Pushing the D-word will be paramount when the leaders of Canada, France, Germany, Italy, Japan, the United Kingdom and the United States gather in the Cornish coastal resort of Carbis Bay in the United Kingdom.

“These are like-minded allies, and we want to take tangible and concrete actions that show our willingness to coordinate on non-market economies, such as China,” Daleep Singh, the deputy national security adviser to Biden and deputy director of the National Economic Council, told the Reuters news agency.

The facts:

  • The G7 will be hosted by UK Prime Minister Boris Johnson between June 11 to 13.
  • Representatives of the European Union will also be there.
  • A range of issues involving China will be on the table.
  • They will include human rights abuses suffered by Uyghur Muslims in Xinjiang.
  • Human rights organizations and the United Nations have expressed grave concerns about the treatment of ethnic groups.
  • They point to allegations of torture, forced labor and sexual abuse of nearly 1.4 million men and women held in Xinjiang internment camps. 
  • The EU, the US, the UK and Canada have taken concerted action against China for human rights violations.
  • Beijing has called the allegations “lies.”

Forced labor: “Our [the US] values need to be infused in our trading relationships,” Deputy National Security Adviser Singh said.

Smear campaign: “The few Western forces smearing and slandering China should know that the era of interfering in China’s internal affairs with made-up stories or fabricated lies has ended,” Foreign Minister Wang Yi said, as reported by the official Xinhua News Agency, when asked about allegations of “forced labor” and “internment camps” in Xinjiang

Delve deeper: Human rights organizations and Western governments have accused Beijing of using forced labor in the cotton industry. “The Uyghur Region supplies more than a fifth of the world’s cotton.

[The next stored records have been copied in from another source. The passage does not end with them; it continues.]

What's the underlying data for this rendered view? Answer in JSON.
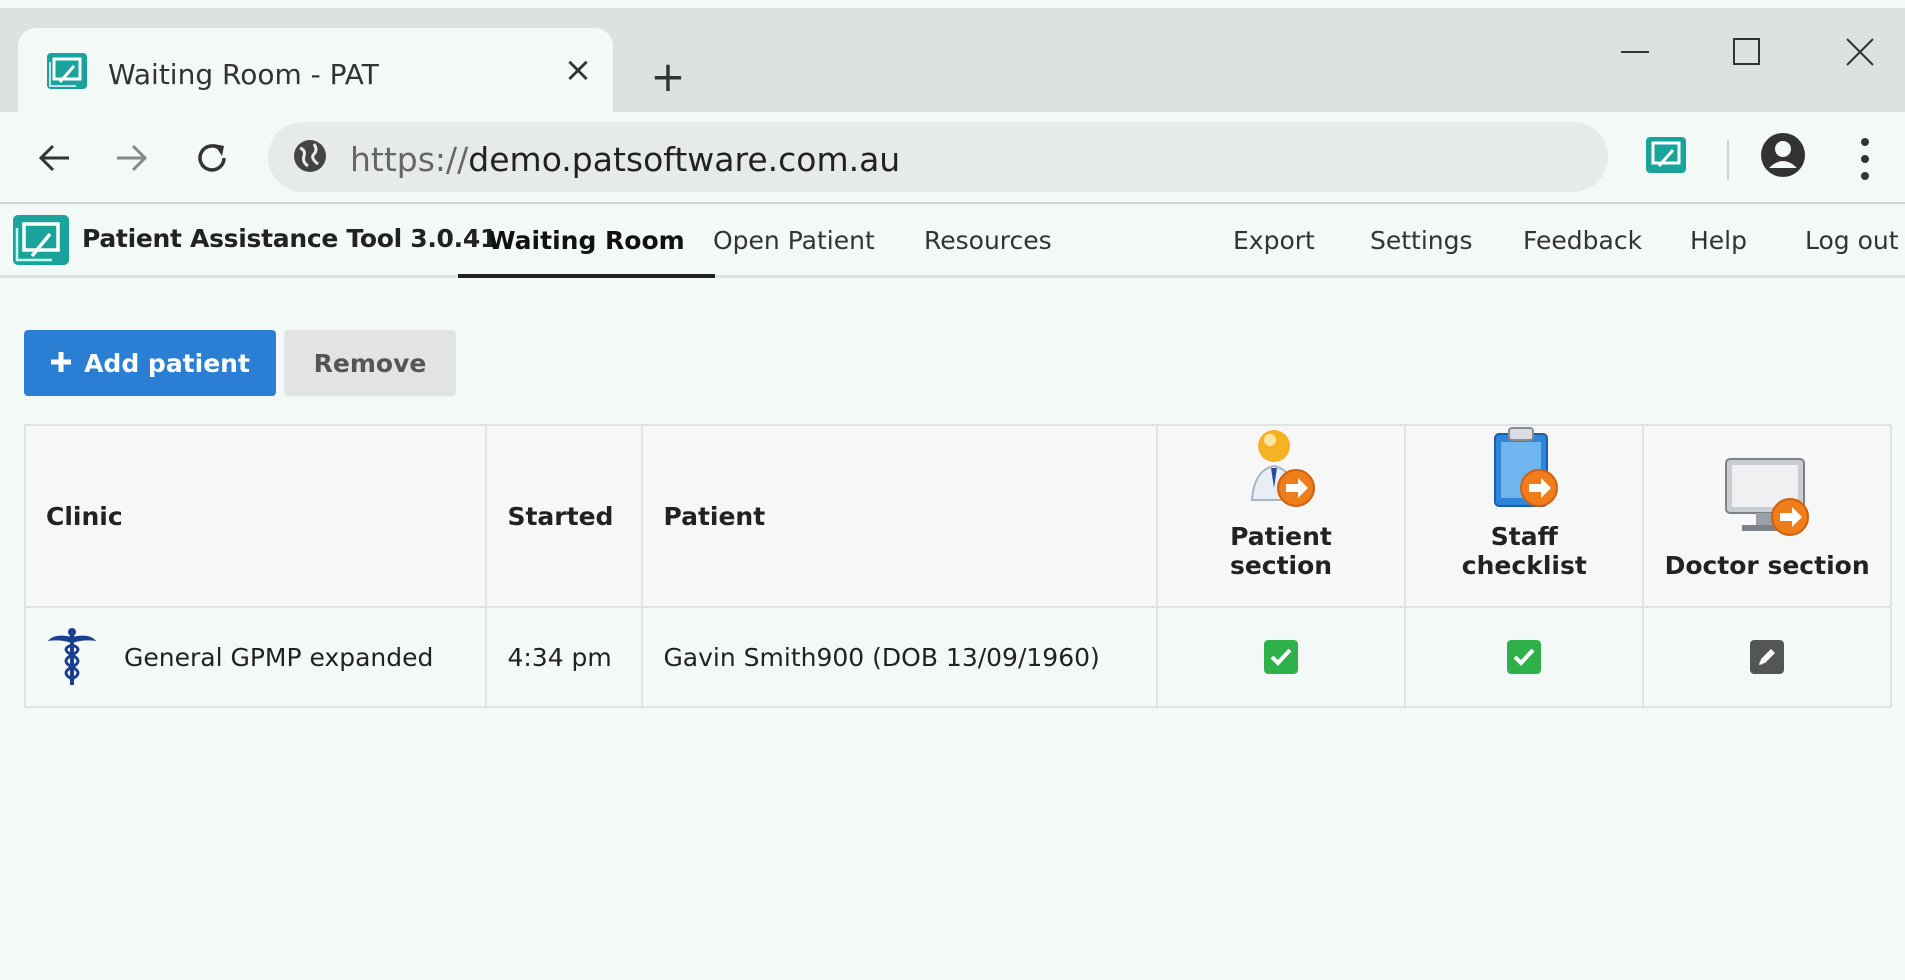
{
  "browser": {
    "tab_title": "Waiting Room - PAT",
    "url_scheme": "https://",
    "url_host": "demo.patsoftware.com.au",
    "new_tab_label": "+",
    "tab_close_label": "×"
  },
  "app": {
    "title": "Patient Assistance Tool 3.0.41",
    "nav_left": [
      "Waiting Room",
      "Open Patient",
      "Resources"
    ],
    "nav_right": [
      "Export",
      "Settings",
      "Feedback",
      "Help",
      "Log out"
    ],
    "active_nav": "Waiting Room"
  },
  "actions": {
    "add_label": "Add patient",
    "remove_label": "Remove"
  },
  "table": {
    "headers": {
      "clinic": "Clinic",
      "started": "Started",
      "patient": "Patient",
      "patient_section": "Patient section",
      "staff_checklist": "Staff checklist",
      "doctor_section": "Doctor section"
    },
    "rows": [
      {
        "clinic": "General GPMP expanded",
        "started": "4:34 pm",
        "patient": "Gavin Smith900 (DOB 13/09/1960)",
        "patient_section": "complete-checkbox-icon",
        "staff_checklist": "complete-checkbox-icon",
        "doctor_section": "edit-icon"
      }
    ]
  },
  "colors": {
    "primary": "#2a7fd4",
    "check_green": "#2fb14a",
    "edit_gray": "#555555",
    "logo_teal": "#1aa39b"
  }
}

Up to 84% of production from China is sourced from the region. One in five cotton garments on the global apparel market is tainted by forced labor,” the “End Uyghur Forced Labour” website reported.

Buying into ethics: “We’ve [the US] made our views clear that our consumers deserve to know when that the goods they’re importing are made with forced labor,” Singh said.

High stakes: “The challenge for the G7 is to show that open societies, democratic societies still have the best chance of solving the biggest problems in our world and that top-down autocracies [such as China] are not the best path,” Singh added.

China Factor comment: At the heart of this dispute is the belief in Beijing that China’s economic muscle can eventually tear down the liberal structures built by democracies since the end of World War II. President Xi Jinping’s authoritarian regime with Chinese characteristics continues to chip away at a range of issues from Xinjiang to Hong Kong democracy and from Taiwan to the militarization of the South China Sea. The key to silencing critics is the use of economic blackmail to access the world’s second-largest economy.